There were more than 300 jobs available through the event, which was organized by Calgary Economic Development and Tech West Collective, a group of local technology companies that aims to raise awareness of the city’s burgeoning tech scene. Among the companies hiring were larger organizations like Benevity and Shareworks by Morgan Stanley (formerly Solium) as well as smaller startups like Virtual Gurus and ZeroKey.
The companies were seeking to fill a wide range of roles, from tech-specific positions like data scientist and software developer to sales and marketing positions that could suit job-seekers transferring from other industries.
“It’s across the board, it’s all kinds of roles. All these companies have a numerous amount of positions open,” said Brad Parry, vice-president of marketing and communications for Calgary Economic Development. “The response has been overwhelming. We had over 1,200 registrants for the event itself.”
Calgary is currently home to 435 technology companies, three-quarters of which are startups. According to Calgary Economic Development, there are more than 2,000 open tech jobs in the city right now, and recruiting and hiring talent remains one of the sector’s highest priorities.
“We have 20 to 30 open positions today, but we’re planning to hire 150 by the end of the year. And we’re planning to hire an additional 200 to 300 next year,” said Hanif Joshaghani, co-founder and CEO of Calgary-based Symend, a software company whose platform engages with “at-risk” or delinquent customers on behalf of large corporations.
Joshaghani, who said his company has just signed a lease for 75,000 square feet of commercial real estate in downtown Calgary, added that Symend had only 14 employees a year and a half ago.
“We’re moving really, really fast,” he said. “Hiring for us is an evergreen process at this point.”
Both Calgary Economic Development and the provincial government have identified technology as a key sector that could help the local economy emerge from the COVID-19 crisis and the oil price crash.
Lucas Scheer, managing director of AltaML — an applied artificial intelligence and machine learning product company that was founded in Edmonton and now has a secondary office in downtown Calgary — said his company is planning to expand significantly in Calgary over the course of next year.
“We have 15 employees here now and we will definitely be at least 60 by April 1. It’s realistic that we’ll be between 60 and 90 come the spring,” Scheer said. “We have a solid demand for machine learning and AI developers, software developers, business analysts, project managers … really across the board.”
AltaML is also planning to create up to 240 data science internships over the next three years, a project that will be supported by a grant of up to $3.5 million from the City of Calgary’s Opportunity Calgary Investment Fund.

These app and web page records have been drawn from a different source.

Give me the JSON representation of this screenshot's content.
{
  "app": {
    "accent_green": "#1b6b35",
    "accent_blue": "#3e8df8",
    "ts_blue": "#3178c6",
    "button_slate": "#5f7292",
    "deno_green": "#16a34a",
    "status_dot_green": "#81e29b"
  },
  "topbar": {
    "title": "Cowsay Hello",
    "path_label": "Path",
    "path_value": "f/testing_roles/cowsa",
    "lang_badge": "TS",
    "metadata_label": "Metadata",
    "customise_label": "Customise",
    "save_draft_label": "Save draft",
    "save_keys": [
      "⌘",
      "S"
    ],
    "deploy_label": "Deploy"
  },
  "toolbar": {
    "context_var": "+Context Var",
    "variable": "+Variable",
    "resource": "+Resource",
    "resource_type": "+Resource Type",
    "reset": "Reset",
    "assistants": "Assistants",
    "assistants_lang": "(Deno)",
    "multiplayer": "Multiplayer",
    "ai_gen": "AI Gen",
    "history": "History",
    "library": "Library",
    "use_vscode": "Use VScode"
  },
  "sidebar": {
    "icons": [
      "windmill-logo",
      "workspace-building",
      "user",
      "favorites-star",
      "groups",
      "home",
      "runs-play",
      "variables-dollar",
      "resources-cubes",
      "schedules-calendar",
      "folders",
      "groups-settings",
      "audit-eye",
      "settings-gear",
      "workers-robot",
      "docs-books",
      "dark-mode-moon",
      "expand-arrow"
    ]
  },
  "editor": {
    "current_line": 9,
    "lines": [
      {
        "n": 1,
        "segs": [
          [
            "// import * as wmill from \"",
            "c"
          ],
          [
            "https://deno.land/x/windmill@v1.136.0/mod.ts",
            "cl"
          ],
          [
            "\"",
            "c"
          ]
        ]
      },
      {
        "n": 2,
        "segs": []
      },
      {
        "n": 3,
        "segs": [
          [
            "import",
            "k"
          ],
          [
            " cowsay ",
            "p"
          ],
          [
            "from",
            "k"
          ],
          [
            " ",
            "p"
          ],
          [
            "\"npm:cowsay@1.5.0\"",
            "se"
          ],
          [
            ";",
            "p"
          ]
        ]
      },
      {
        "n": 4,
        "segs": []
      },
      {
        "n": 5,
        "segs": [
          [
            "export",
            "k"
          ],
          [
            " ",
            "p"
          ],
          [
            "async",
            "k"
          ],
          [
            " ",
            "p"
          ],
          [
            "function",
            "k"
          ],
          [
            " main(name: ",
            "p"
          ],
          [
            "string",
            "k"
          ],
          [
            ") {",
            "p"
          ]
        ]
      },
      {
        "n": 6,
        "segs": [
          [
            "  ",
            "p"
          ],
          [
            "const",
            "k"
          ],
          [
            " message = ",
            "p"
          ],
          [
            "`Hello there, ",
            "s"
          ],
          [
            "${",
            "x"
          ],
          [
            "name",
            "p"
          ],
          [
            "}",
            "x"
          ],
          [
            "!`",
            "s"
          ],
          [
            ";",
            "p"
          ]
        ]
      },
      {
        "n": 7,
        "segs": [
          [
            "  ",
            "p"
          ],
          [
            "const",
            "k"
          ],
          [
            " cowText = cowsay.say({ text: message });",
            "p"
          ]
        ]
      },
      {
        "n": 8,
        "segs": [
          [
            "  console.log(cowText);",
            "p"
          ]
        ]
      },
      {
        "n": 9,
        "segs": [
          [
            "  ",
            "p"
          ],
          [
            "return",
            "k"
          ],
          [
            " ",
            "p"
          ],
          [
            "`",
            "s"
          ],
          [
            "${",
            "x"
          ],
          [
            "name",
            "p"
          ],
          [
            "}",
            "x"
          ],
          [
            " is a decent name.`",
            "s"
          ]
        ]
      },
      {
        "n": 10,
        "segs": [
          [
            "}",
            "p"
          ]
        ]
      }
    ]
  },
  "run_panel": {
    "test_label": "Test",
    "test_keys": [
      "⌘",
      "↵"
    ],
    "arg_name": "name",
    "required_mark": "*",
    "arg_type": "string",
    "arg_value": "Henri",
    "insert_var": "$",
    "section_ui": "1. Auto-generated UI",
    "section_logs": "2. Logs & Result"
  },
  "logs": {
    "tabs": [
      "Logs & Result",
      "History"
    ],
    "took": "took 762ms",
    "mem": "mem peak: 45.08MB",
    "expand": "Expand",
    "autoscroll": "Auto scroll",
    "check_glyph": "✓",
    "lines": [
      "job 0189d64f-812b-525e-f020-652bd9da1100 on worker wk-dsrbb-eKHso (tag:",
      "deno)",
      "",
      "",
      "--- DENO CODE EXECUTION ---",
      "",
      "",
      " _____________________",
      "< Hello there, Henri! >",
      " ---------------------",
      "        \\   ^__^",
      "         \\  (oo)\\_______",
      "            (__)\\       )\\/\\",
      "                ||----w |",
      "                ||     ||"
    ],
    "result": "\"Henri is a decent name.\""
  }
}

Tuesday’s hiring fair was the second major recruitment event hosted by Tech West Collective. The organization’s first hiring fair was held last November at the Sheraton Eau Claire and attracted more than 1,000 people.